Journalists can be self-important, rude and at times downright mean when dealing with PRs. I know – I was one of them once.
Having recently moved across to PR I now see the frustrations from the other side of the media fence, so I read Matthew Gwyther’s piece this week with interest.
Finally, I thought, someone calling out his fellow journalists and urging a bit more mutual understanding between hacks and flacks. Then I read beyond the headline.
I agree wholeheartedly that journalists should not name and shame online. It’s unnecessary, cruel and achieves absolutely nothing. There’s also no need to be rude to PRs pitching stories, who are normally junior staff members simply doing what their boss has told them to do.
While journalists are on tight deadlines and often don’t have time for irrelevant press releases, they do need to understand that the person on the other end of the line is under pressure too. Barking abuse down the phone achieves nothing. If you know you won’t cover a story, politely say so. Don’t pretend you might look into it then get annoyed at any follow-up calls.
Both sides need to accept they need each other, stop sniping and start meeting in the middle. While PR professionals do generally earn more than their journalist counterparts, that alone does not make them worthy of respect. If anything, it’s the opposite.
The majority of journalists are poorly paid, often working evenings and weekends, so it’s no wonder they fly into a rage at the latest ‘happy Friday’ email when they’re working throughout the weekend ahead.
There’s a perception among journalists that PRs have an easier job for more money, working 9-5 Monday to Friday without a care in the world. Of course anyone within the industry knows that’s not the case, but lazy emails and irrelevant pitches do very little to challenge that.
If PRs want the respect of journalists they need to earn it by being good at their jobs and giving journalists what they want and need, rather than a barrage of worthless rubbish.
If a PR can’t be bothered to write the correct name of the journalist in an email, why should a journalist be bothered to read it?
If a PR decides to call the business desk just as George Osborne begins giving his Budget, of course they’re going to receive short shrift.
If a PR emails an entertainment journalist with reaction to the latest employment figures, the journalist is going to delete your email without passing it on.
It’s PR 101, but it’s alarmingly common and gives all PRs a bad name. Instead of complaining that journalists don’t like them, PRs need to up their game.
Do your research. Know who you’re talking to, what they cover and who their target audience is.
Ditch the rambling and irrelevant emails. Keep your press releases succinct and make sure your ‘news’ is genuinely newsworthy.
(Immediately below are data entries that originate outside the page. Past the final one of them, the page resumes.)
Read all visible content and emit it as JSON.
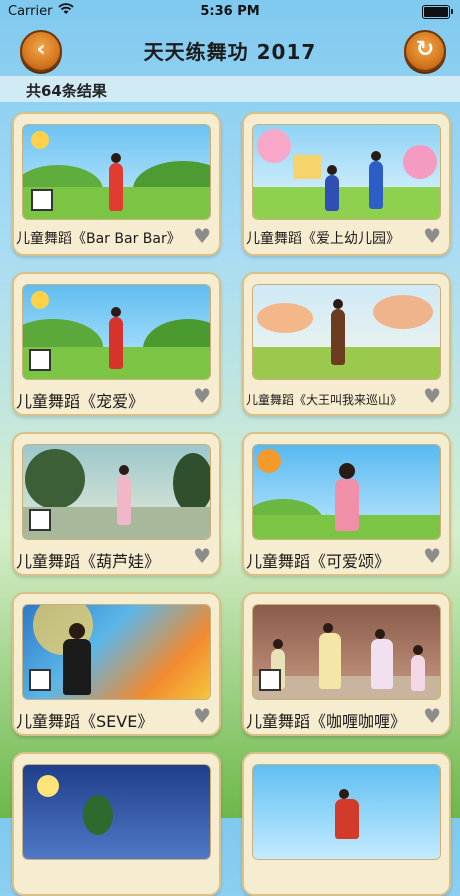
{
  "status": {
    "carrier": "Carrier",
    "time": "5:36 PM"
  },
  "nav": {
    "title": "天天练舞功 2017",
    "back_icon": "‹",
    "refresh_icon": "↻"
  },
  "result": {
    "text": "共64条结果"
  },
  "colors": {
    "card_bg": "#f6ecd0",
    "card_border": "#d8c189",
    "button_orange": "#d4781f"
  },
  "items": [
    {
      "title": "儿童舞蹈《Bar Bar Bar》"
    },
    {
      "title": "儿童舞蹈《爱上幼儿园》"
    },
    {
      "title": "儿童舞蹈《宠爱》"
    },
    {
      "title": "儿童舞蹈《大王叫我来巡山》"
    },
    {
      "title": "儿童舞蹈《葫芦娃》"
    },
    {
      "title": "儿童舞蹈《可爱颂》"
    },
    {
      "title": "儿童舞蹈《SEVE》"
    },
    {
      "title": "儿童舞蹈《咖喱咖喱》"
    }
  ]
}
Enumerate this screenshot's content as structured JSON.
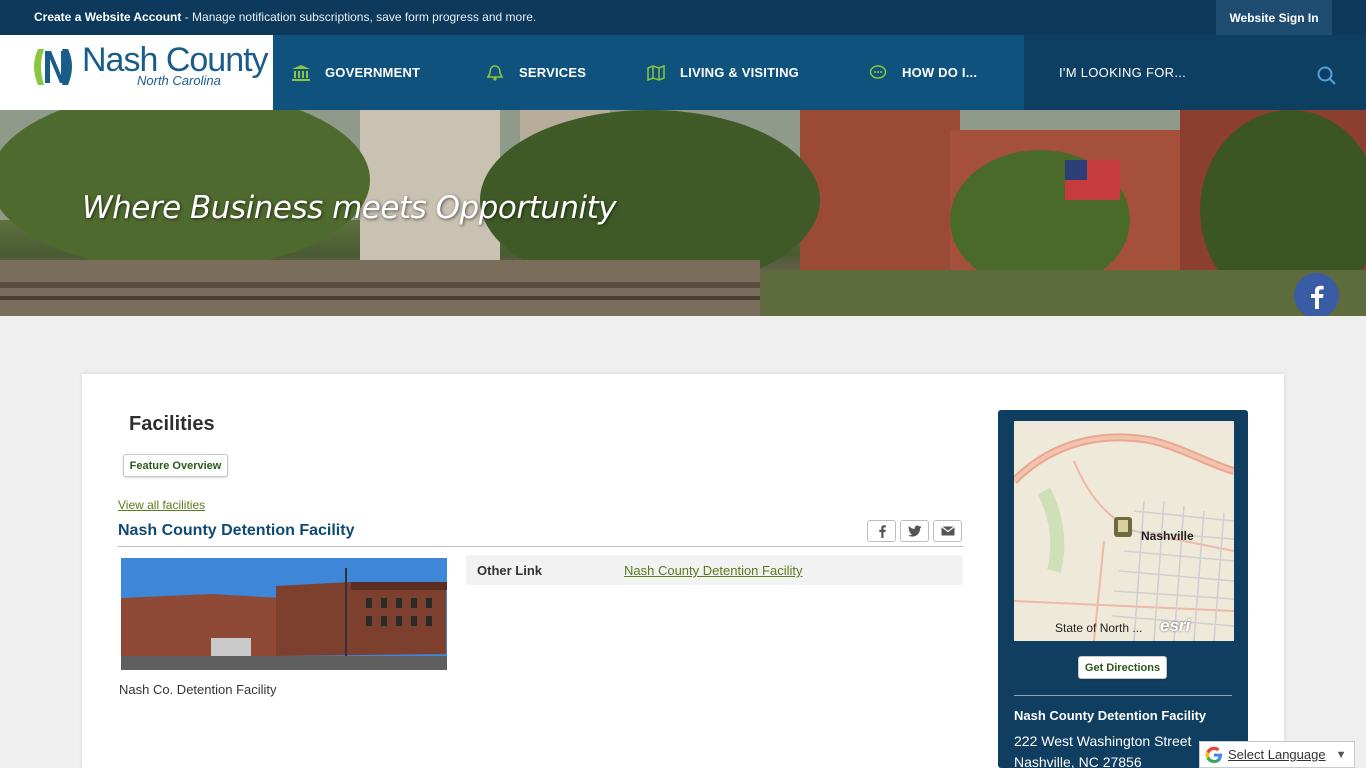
{
  "topbar": {
    "account_link": "Create a Website Account",
    "message": " - Manage notification subscriptions, save form progress and more.",
    "sign_in": "Website Sign In"
  },
  "logo": {
    "title": "Nash County",
    "subtitle": "North Carolina"
  },
  "nav": [
    {
      "label": "GOVERNMENT",
      "icon": "government-building-icon"
    },
    {
      "label": "SERVICES",
      "icon": "bell-icon"
    },
    {
      "label": "LIVING & VISITING",
      "icon": "map-icon"
    },
    {
      "label": "HOW DO I...",
      "icon": "speech-bubble-icon"
    }
  ],
  "search": {
    "placeholder": "I'M LOOKING FOR..."
  },
  "banner": {
    "tagline": "Where Business meets Opportunity"
  },
  "social": [
    "facebook-icon",
    "twitter-icon",
    "youtube-icon"
  ],
  "page": {
    "title": "Facilities",
    "feature_overview": "Feature Overview",
    "view_all": "View all facilities",
    "facility_name": "Nash County Detention Facility",
    "photo_caption": "Nash Co. Detention Facility",
    "other_link_label": "Other Link",
    "other_link_value": "Nash County Detention Facility"
  },
  "sidebar": {
    "map_town": "Nashville",
    "map_caption": "State of North ...",
    "map_label_esri": "esri",
    "get_directions": "Get Directions",
    "name": "Nash County Detention Facility",
    "address1": "222 West Washington Street",
    "address2": "Nashville, NC 27856"
  },
  "language": {
    "label": "Select Language",
    "arrow": "▼"
  },
  "colors": {
    "header": "#0f527d",
    "topbar": "#0d3a5c",
    "link": "#5c7a1e",
    "accent_green": "#7ab52f"
  }
}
If a journalist says they’re on a deadline, don’t ignore their emails. If you know they want pictures and video, send them over.
And journalists; please play nice.
Daniella Graham is news and conversation editor at Mischief PR